━━━━━ Dataset records

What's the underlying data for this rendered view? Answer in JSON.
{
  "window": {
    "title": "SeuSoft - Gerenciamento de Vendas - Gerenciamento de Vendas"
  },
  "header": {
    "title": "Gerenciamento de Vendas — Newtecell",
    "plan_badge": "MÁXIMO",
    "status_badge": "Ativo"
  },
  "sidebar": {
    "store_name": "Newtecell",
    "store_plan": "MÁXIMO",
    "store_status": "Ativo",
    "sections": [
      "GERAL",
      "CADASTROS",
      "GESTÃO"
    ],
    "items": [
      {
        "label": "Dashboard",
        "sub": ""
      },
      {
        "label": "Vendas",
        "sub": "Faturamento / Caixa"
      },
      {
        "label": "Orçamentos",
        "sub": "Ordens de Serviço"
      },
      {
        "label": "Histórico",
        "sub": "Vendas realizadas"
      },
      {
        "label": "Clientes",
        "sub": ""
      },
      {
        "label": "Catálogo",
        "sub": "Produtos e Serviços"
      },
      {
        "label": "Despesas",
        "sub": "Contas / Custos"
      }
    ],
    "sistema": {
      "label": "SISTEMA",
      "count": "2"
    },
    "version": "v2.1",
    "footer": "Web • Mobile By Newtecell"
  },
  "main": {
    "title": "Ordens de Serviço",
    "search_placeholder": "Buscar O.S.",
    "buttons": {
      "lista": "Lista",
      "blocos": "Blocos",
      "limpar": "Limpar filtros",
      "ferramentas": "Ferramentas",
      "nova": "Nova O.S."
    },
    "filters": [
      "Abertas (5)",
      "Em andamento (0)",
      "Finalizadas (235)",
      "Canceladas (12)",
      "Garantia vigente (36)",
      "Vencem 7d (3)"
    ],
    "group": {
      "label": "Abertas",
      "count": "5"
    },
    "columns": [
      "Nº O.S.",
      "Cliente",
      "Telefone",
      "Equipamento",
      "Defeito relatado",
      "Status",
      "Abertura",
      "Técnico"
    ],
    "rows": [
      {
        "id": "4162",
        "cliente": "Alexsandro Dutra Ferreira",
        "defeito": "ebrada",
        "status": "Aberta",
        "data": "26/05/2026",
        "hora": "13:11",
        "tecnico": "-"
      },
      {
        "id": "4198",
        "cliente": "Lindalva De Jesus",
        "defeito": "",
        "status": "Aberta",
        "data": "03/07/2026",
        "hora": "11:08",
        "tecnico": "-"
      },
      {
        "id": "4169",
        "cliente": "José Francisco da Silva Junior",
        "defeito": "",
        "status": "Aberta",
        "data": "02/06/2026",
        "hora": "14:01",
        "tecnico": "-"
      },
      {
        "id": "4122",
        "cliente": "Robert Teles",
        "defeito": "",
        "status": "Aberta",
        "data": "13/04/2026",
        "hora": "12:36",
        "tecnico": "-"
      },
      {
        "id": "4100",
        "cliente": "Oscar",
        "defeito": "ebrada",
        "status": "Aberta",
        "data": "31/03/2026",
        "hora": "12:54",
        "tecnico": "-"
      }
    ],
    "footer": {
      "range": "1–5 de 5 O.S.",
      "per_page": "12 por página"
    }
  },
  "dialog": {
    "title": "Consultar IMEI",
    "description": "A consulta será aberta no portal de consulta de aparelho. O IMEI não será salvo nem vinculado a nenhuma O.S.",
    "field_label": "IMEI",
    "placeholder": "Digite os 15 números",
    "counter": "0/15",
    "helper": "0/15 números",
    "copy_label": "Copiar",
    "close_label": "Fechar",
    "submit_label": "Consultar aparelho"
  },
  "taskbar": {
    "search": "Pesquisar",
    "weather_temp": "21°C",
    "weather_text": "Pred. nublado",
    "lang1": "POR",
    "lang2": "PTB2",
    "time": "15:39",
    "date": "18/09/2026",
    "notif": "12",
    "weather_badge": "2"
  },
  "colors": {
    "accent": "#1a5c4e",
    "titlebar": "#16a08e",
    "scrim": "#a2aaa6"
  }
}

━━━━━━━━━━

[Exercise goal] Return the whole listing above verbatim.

[Expected output]
What's the underlying data for this rendered view? Answer in JSON.
{
  "window": {
    "title": "SeuSoft - Gerenciamento de Vendas - Gerenciamento de Vendas"
  },
  "header": {
    "title": "Gerenciamento de Vendas — Newtecell",
    "plan_badge": "MÁXIMO",
    "status_badge": "Ativo"
  },
  "sidebar": {
    "store_name": "Newtecell",
    "store_plan": "MÁXIMO",
    "store_status": "Ativo",
    "sections": [
      "GERAL",
      "CADASTROS",
      "GESTÃO"
    ],
    "items": [
      {
        "label": "Dashboard",
        "sub": ""
      },
      {
        "label": "Vendas",
        "sub": "Faturamento / Caixa"
      },
      {
        "label": "Orçamentos",
        "sub": "Ordens de Serviço"
      },
      {
        "label": "Histórico",
        "sub": "Vendas realizadas"
      },
      {
        "label": "Clientes",
        "sub": ""
      },
      {
        "label": "Catálogo",
        "sub": "Produtos e Serviços"
      },
      {
        "label": "Despesas",
        "sub": "Contas / Custos"
      }
    ],
    "sistema": {
      "label": "SISTEMA",
      "count": "2"
    },
    "version": "v2.1",
    "footer": "Web • Mobile By Newtecell"
  },
  "main": {
    "title": "Ordens de Serviço",
    "search_placeholder": "Buscar O.S.",
    "buttons": {
      "lista": "Lista",
      "blocos": "Blocos",
      "limpar": "Limpar filtros",
      "ferramentas": "Ferramentas",
      "nova": "Nova O.S."
    },
    "filters": [
      "Abertas (5)",
      "Em andamento (0)",
      "Finalizadas (235)",
      "Canceladas (12)",
      "Garantia vigente (36)",
      "Vencem 7d (3)"
    ],
    "group": {
      "label": "Abertas",
      "count": "5"
    },
    "columns": [
      "Nº O.S.",
      "Cliente",
      "Telefone",
      "Equipamento",
      "Defeito relatado",
      "Status",
      "Abertura",
      "Técnico"
    ],
    "rows": [
      {
        "id": "4162",
        "cliente": "Alexsandro Dutra Ferreira",
        "defeito": "ebrada",
        "status": "Aberta",
        "data": "26/05/2026",
        "hora": "13:11",
        "tecnico": "-"
      },
      {
        "id": "4198",
        "cliente": "Lindalva De Jesus",
        "defeito": "",
        "status": "Aberta",
        "data": "03/07/2026",
        "hora": "11:08",
        "tecnico": "-"
      },
      {
        "id": "4169",
        "cliente": "José Francisco da Silva Junior",
        "defeito": "",
        "status": "Aberta",
        "data": "02/06/2026",
        "hora": "14:01",
        "tecnico": "-"
      },
      {
        "id": "4122",
        "cliente": "Robert Teles",
        "defeito": "",
        "status": "Aberta",
        "data": "13/04/2026",
        "hora": "12:36",
        "tecnico": "-"
      },
      {
        "id": "4100",
        "cliente": "Oscar",
        "defeito": "ebrada",
        "status": "Aberta",
        "data": "31/03/2026",
        "hora": "12:54",
        "tecnico": "-"
      }
    ],
    "footer": {
      "range": "1–5 de 5 O.S.",
      "per_page": "12 por página"
    }
  },
  "dialog": {
    "title": "Consultar IMEI",
    "description": "A consulta será aberta no portal de consulta de aparelho. O IMEI não será salvo nem vinculado a nenhuma O.S.",
    "field_label": "IMEI",
    "placeholder": "Digite os 15 números",
    "counter": "0/15",
    "helper": "0/15 números",
    "copy_label": "Copiar",
    "close_label": "Fechar",
    "submit_label": "Consultar aparelho"
  },
  "taskbar": {
    "search": "Pesquisar",
    "weather_temp": "21°C",
    "weather_text": "Pred. nublado",
    "lang1": "POR",
    "lang2": "PTB2",
    "time": "15:39",
    "date": "18/09/2026",
    "notif": "12",
    "weather_badge": "2"
  },
  "colors": {
    "accent": "#1a5c4e",
    "titlebar": "#16a08e",
    "scrim": "#a2aaa6"
  }
}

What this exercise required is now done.